The town of Bologna has given rise to another crime writer, one who brings a journalistic rigour to his fiction. This is Carlo Lucarelli, the most successful and high-profile author of Italian noir, is famous as the star of a TV show where he casts himself as a lead investigator of real crimes. He aims to combine in his writing the best of investigative journalism, history and fiction. Nowhere is this extraordinary methodology more evident than in his researches into a serial killer for his best-selling novel Almost Blue.
“I went to a psychiatrist,” he says, “and told him: ‘suppose that my character were sitting here, his name is Alessio Crotti, he comes from Cadoneghe in the Padua province…’ That place has nothing to do with the serial killer, but I once went there to present a book and got lost… I wanted to punish the place by making it the birthplace of my serial killer. ‘He hears bells ring and kills people. Why?’
“And we carried out a real psychiatric test on a fictional character. The psychiatrist began by asking, ‘Where does he come from?’ ‘Cadoneghe.’ ‘What kind of place is it?’ ‘Who are his parents?’ And this gave life and a voice to my serial killer.”
Sometimes my shadow is darker than other people's. I’ve seen it sometimes when I am walking along the street. It stains the wall alongside me… Sometimes I get scared that someone will notice it but I can’t run away from it because it would follow me. It would spread out, sticky and black, alongside me. That’s why I stay close to the wall.
The reader is inside a psychotic mind. That is more important than in the world we see of some other Italian crime writers, that informs everything. Everything is paranoid, everything is strange, schizophrenic and disturbing. It is the first Italian crime novel (says Maxim Jakubowski) that perfectly integrated the best of English and American hard-boiled noir elements and brought them to life in an Italian context.
Lucarelli also impressively researched Italian history of the Fascist era for Carte Blanche, set in the final months of that regime. He was frustrated by his country’s inability to investigate the Mussolini period. “It is where you find the roots of the many contradictions and problems we have today,” says Lucarelli. “The failure to overcome fascism, what happened after the end of the Second World War, a number of important things…”
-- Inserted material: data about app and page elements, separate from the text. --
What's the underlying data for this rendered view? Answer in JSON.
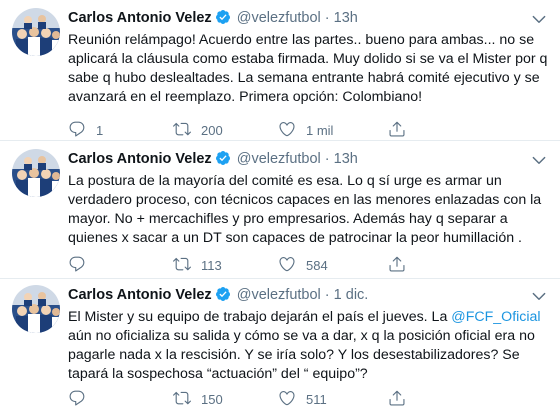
{
  "tweets": [
    {
      "name": "Carlos Antonio Velez",
      "handle": "@velezfutbol",
      "separator": "·",
      "time": "13h",
      "text_before": "Reunión relámpago! Acuerdo entre las partes.. bueno para ambas... no se aplicará la cláusula como estaba firmada. Muy dolido si se va el Mister por q sabe q hubo deslealtades. La semana entrante habrá comité ejecutivo y se avanzará en el reemplazo. Primera opción: Colombiano!",
      "replies": "1",
      "retweets": "200",
      "likes": "1 mil"
    },
    {
      "name": "Carlos Antonio Velez",
      "handle": "@velezfutbol",
      "separator": "·",
      "time": "13h",
      "text_before": "La postura de la mayoría del comité es esa. Lo q sí urge es armar un verdadero proceso, con técnicos capaces en las menores enlazadas con la mayor. No + mercachifles y pro empresarios. Además hay q separar a quienes x sacar a un DT son capaces de patrocinar la peor humillación .",
      "replies": "",
      "retweets": "113",
      "likes": "584"
    },
    {
      "name": "Carlos Antonio Velez",
      "handle": "@velezfutbol",
      "separator": "·",
      "time": "1 dic.",
      "text_before": "El Mister y su equipo de trabajo dejarán el país el jueves. La ",
      "mention": "@FCF_Oficial",
      "text_after": " aún no oficializa su salida y cómo se va a dar, x q la posición oficial era no pagarle nada x la rescisión. Y se iría solo? Y los desestabilizadores? Se tapará la sospechosa “actuación” del “ equipo”?",
      "replies": "",
      "retweets": "150",
      "likes": "511"
    }
  ],
  "icons": {
    "avatar": "avatar-image",
    "verified": "verified-badge-icon",
    "caret": "chevron-down-icon",
    "reply": "reply-icon",
    "retweet": "retweet-icon",
    "like": "heart-icon",
    "share": "share-icon"
  },
  "colors": {
    "text": "#0f1419",
    "secondary": "#5b7083",
    "accent": "#1b95e0",
    "divider": "#e6ecf0",
    "verified": "#1da1f2"
  }
}
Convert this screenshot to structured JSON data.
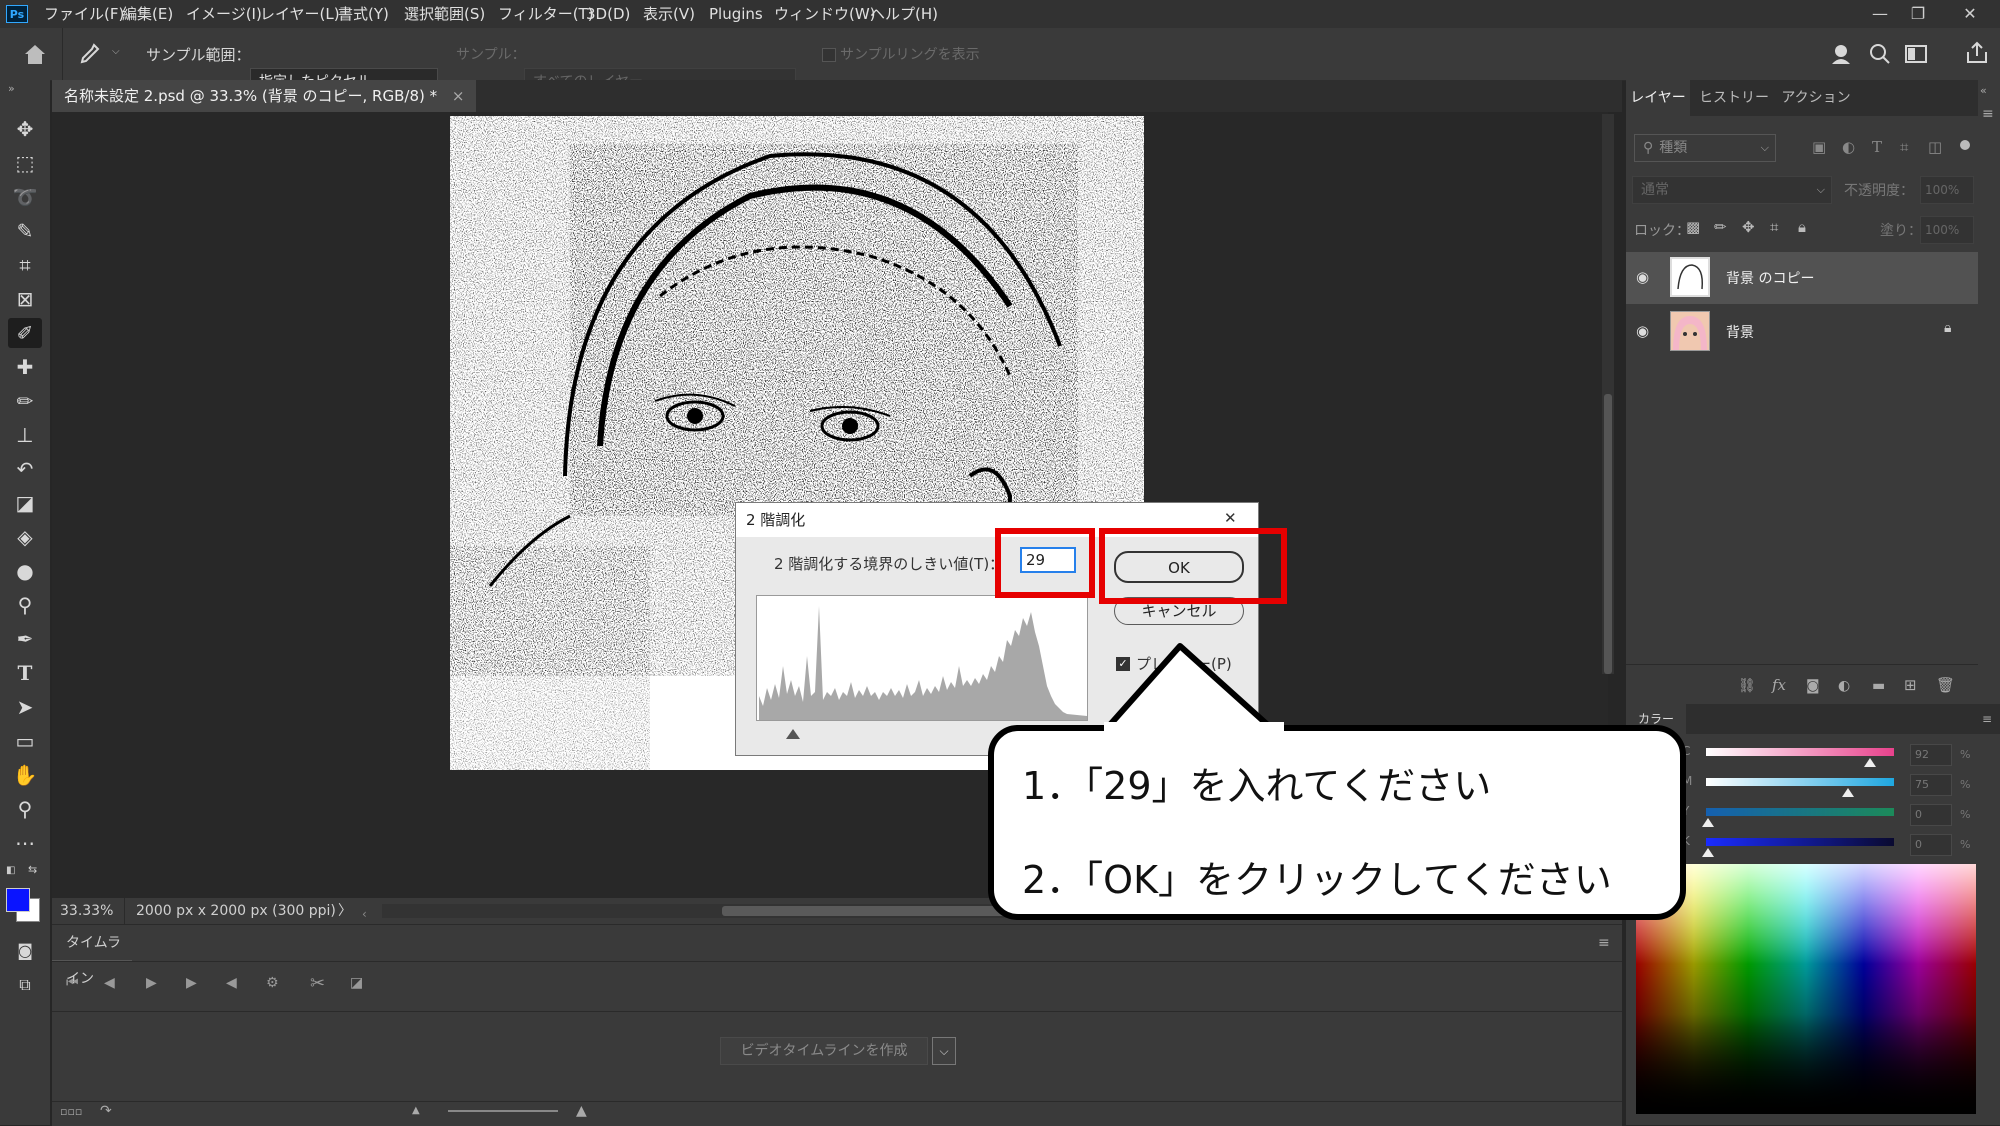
{
  "app": {
    "logo": "Ps"
  },
  "menu": [
    "ファイル(F)",
    "編集(E)",
    "イメージ(I)",
    "レイヤー(L)",
    "書式(Y)",
    "選択範囲(S)",
    "フィルター(T)",
    "3D(D)",
    "表示(V)",
    "Plugins",
    "ウィンドウ(W)",
    "ヘルプ(H)"
  ],
  "window_controls": {
    "minimize": "—",
    "restore": "❐",
    "close": "✕"
  },
  "options": {
    "sample_size_label": "サンプル範囲：",
    "sample_size_value": "指定したピクセル",
    "sample_label": "サンプル：",
    "sample_value": "すべてのレイヤー",
    "show_ring_label": "サンプルリングを表示"
  },
  "document_tab": {
    "title": "名称未設定 2.psd @ 33.3% (背景 のコピー, RGB/8) *",
    "close": "×"
  },
  "status": {
    "zoom": "33.33%",
    "doc_info": "2000 px x 2000 px (300 ppi)",
    "arrow": "〉"
  },
  "timeline": {
    "tab": "タイムライン",
    "create_button": "ビデオタイムラインを作成"
  },
  "panels": {
    "tabs": [
      "レイヤー",
      "ヒストリー",
      "アクション"
    ],
    "filter_placeholder": "種類",
    "blend_mode": "通常",
    "opacity_label": "不透明度：",
    "opacity_value": "100%",
    "lock_label": "ロック：",
    "fill_label": "塗り：",
    "fill_value": "100%",
    "layers": [
      {
        "name": "背景 のコピー",
        "selected": true
      },
      {
        "name": "背景",
        "locked": true
      }
    ],
    "color_tab": "カラー",
    "cmyk": [
      {
        "label": "C",
        "value": "92",
        "color": "#e8428c",
        "pct": 0.92
      },
      {
        "label": "M",
        "value": "75",
        "color": "#1fa7e0",
        "pct": 0.75
      },
      {
        "label": "Y",
        "value": "0",
        "color": "#1c8a5a",
        "pct": 0.0
      },
      {
        "label": "K",
        "value": "0",
        "color": "#0a0a30",
        "pct": 0.0
      }
    ],
    "percent": "%"
  },
  "dialog": {
    "title": "2 階調化",
    "close": "✕",
    "threshold_label": "2 階調化する境界のしきい値(T)：",
    "threshold_value": "29",
    "ok": "OK",
    "cancel": "キャンセル",
    "preview": "プレビュー(P)"
  },
  "callout": {
    "line1": "1．「29」を入れてください",
    "line2": "2．「OK」をクリックしてください"
  },
  "colors": {
    "foreground": "#0a14ff",
    "background": "#ffffff",
    "highlight": "#e60000"
  }
}
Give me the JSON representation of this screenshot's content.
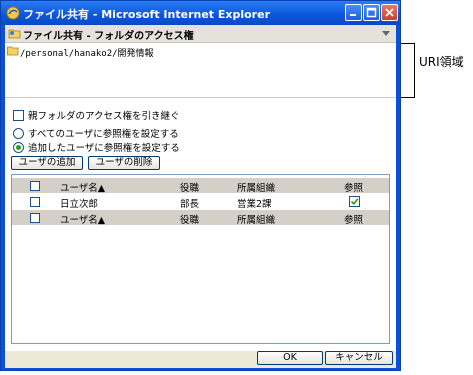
{
  "window": {
    "title": "ファイル共有 - Microsoft Internet Explorer",
    "title_icon": "ie-icon"
  },
  "header": {
    "title": "ファイル共有 - フォルダのアクセス権"
  },
  "uri": {
    "path": "/personal/hanako2/開発情報"
  },
  "annotation": {
    "label": "URI領域"
  },
  "options": {
    "inherit_label": "親フォルダのアクセス権を引き継ぐ",
    "inherit_checked": false,
    "radio_all_label": "すべてのユーザに参照権を設定する",
    "radio_added_label": "追加したユーザに参照権を設定する",
    "selected_radio": "added"
  },
  "buttons": {
    "add_user": "ユーザの追加",
    "remove_user": "ユーザの削除",
    "ok": "OK",
    "cancel": "キャンセル"
  },
  "table": {
    "columns": {
      "name": "ユーザ名▲",
      "role": "役職",
      "dept": "所属組織",
      "ref": "参照"
    },
    "rows": [
      {
        "name": "日立次郎",
        "role": "部長",
        "dept": "営業2課",
        "ref": true
      }
    ]
  }
}
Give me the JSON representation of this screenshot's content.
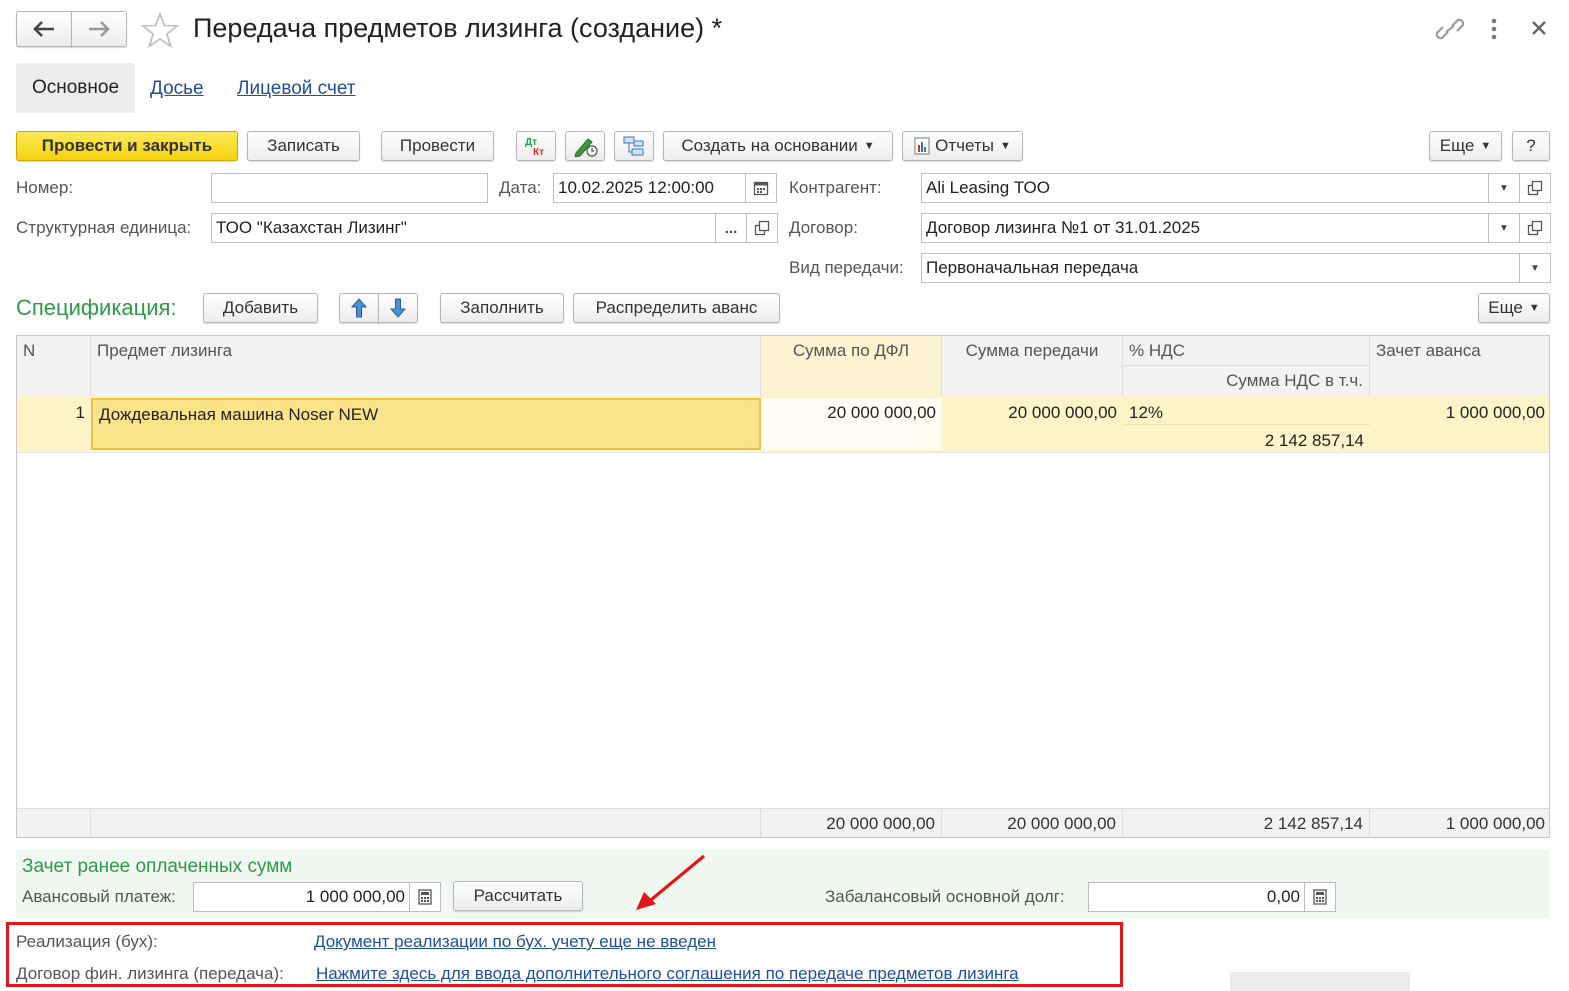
{
  "window": {
    "title": "Передача предметов лизинга (создание) *"
  },
  "tabs": [
    {
      "label": "Основное"
    },
    {
      "label": "Досье"
    },
    {
      "label": "Лицевой счет"
    }
  ],
  "toolbar": {
    "post_close": "Провести и закрыть",
    "save": "Записать",
    "post": "Провести",
    "create_based": "Создать на основании",
    "reports": "Отчеты",
    "more": "Еще",
    "help": "?"
  },
  "form": {
    "number_label": "Номер:",
    "number_value": "",
    "date_label": "Дата:",
    "date_value": "10.02.2025 12:00:00",
    "unit_label": "Структурная единица:",
    "unit_value": "ТОО \"Казахстан Лизинг\"",
    "counterparty_label": "Контрагент:",
    "counterparty_value": "Ali Leasing ТОО",
    "contract_label": "Договор:",
    "contract_value": "Договор лизинга №1 от 31.01.2025",
    "transfer_type_label": "Вид передачи:",
    "transfer_type_value": "Первоначальная передача"
  },
  "spec": {
    "title": "Спецификация:",
    "add": "Добавить",
    "fill": "Заполнить",
    "distribute": "Распределить аванс",
    "more": "Еще",
    "columns": {
      "n": "N",
      "item": "Предмет лизинга",
      "dfl": "Сумма по ДФЛ",
      "transfer": "Сумма передачи",
      "vat_pct": "% НДС",
      "vat_sum": "Сумма НДС в т.ч.",
      "advance": "Зачет аванса"
    },
    "rows": [
      {
        "n": "1",
        "item": "Дождевальная машина Noser NEW",
        "dfl": "20 000 000,00",
        "transfer": "20 000 000,00",
        "vat_pct": "12%",
        "vat_sum": "2 142 857,14",
        "advance": "1 000 000,00"
      }
    ],
    "totals": {
      "dfl": "20 000 000,00",
      "transfer": "20 000 000,00",
      "vat_sum": "2 142 857,14",
      "advance": "1 000 000,00"
    }
  },
  "offset": {
    "title": "Зачет ранее оплаченных сумм",
    "advance_label": "Авансовый платеж:",
    "advance_value": "1 000 000,00",
    "calc": "Рассчитать",
    "offbalance_label": "Забалансовый основной долг:",
    "offbalance_value": "0,00"
  },
  "footer": {
    "realization_label": "Реализация (бух):",
    "realization_link": "Документ реализации по бух. учету еще не введен",
    "contract_label": "Договор фин. лизинга (передача):",
    "contract_link": "Нажмите здесь для ввода дополнительного соглашения по передаче предметов лизинга"
  },
  "colors": {
    "accent_green": "#2e9a48",
    "primary_yellow": "#f5d20c",
    "link_blue": "#1f4e9c",
    "highlight_red": "#e0161b"
  }
}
He tracked down a former policeman who had served in the Fascist period. “I went to interview a policeman,” he says. “He had been a member of the political police from 1941 to 1981, forty years. I remember how he told me that at the beginning, he was a member of Mussolini’s political police, and he used to arrest anti-fascists and communists.” What shocked Lucarelli was that this Fascist officer had been allowed to continue as a policeman in the post-war Italian democracy.
“You, a Fascist, in the police force? ‘Yes,’ he says, ‘I was a good policeman, there was a need for social order…’ He found himself arresting the fascists who had been his previous employers.”
These interviews would form the basis of the character of Commissioner De Luca in Carte Blanche, who would go on to feature in a further two novels, to form a period crime trilogy. “I felt,” says Lucarelli, “that De Luca with all his contradictions is on the one hand a good person, a policeman, a detective, the man who, in the crime novel, will lead us to the truth. Yet at the same time he is also the instrument of dictatorships and so on. So he is a man full of contradictions who can live through Italian history and tell us about the contradictions of each period. This is why I have kept him alive for three novels and why I am now thinking of a fourth.”
By tackling Italy’s painful history, and embracing the lack of any certain resolution, Lucarelli can trace his methods back to the roots of Italian noir. He identifies in his fellow writers a shared commitment to write more than just simple crime stories. “We belong to a literary style that prefers to tell a story rather than describe a scene. Our detectives are all characters who see what is happening in society and suffer. They understand that there is nothing they can do about it and this brings a state of despair.”
This is the authentic voice of Italian noir.
[From BBC Four’s Italian Noir – The Story of Italian Crime Fiction.]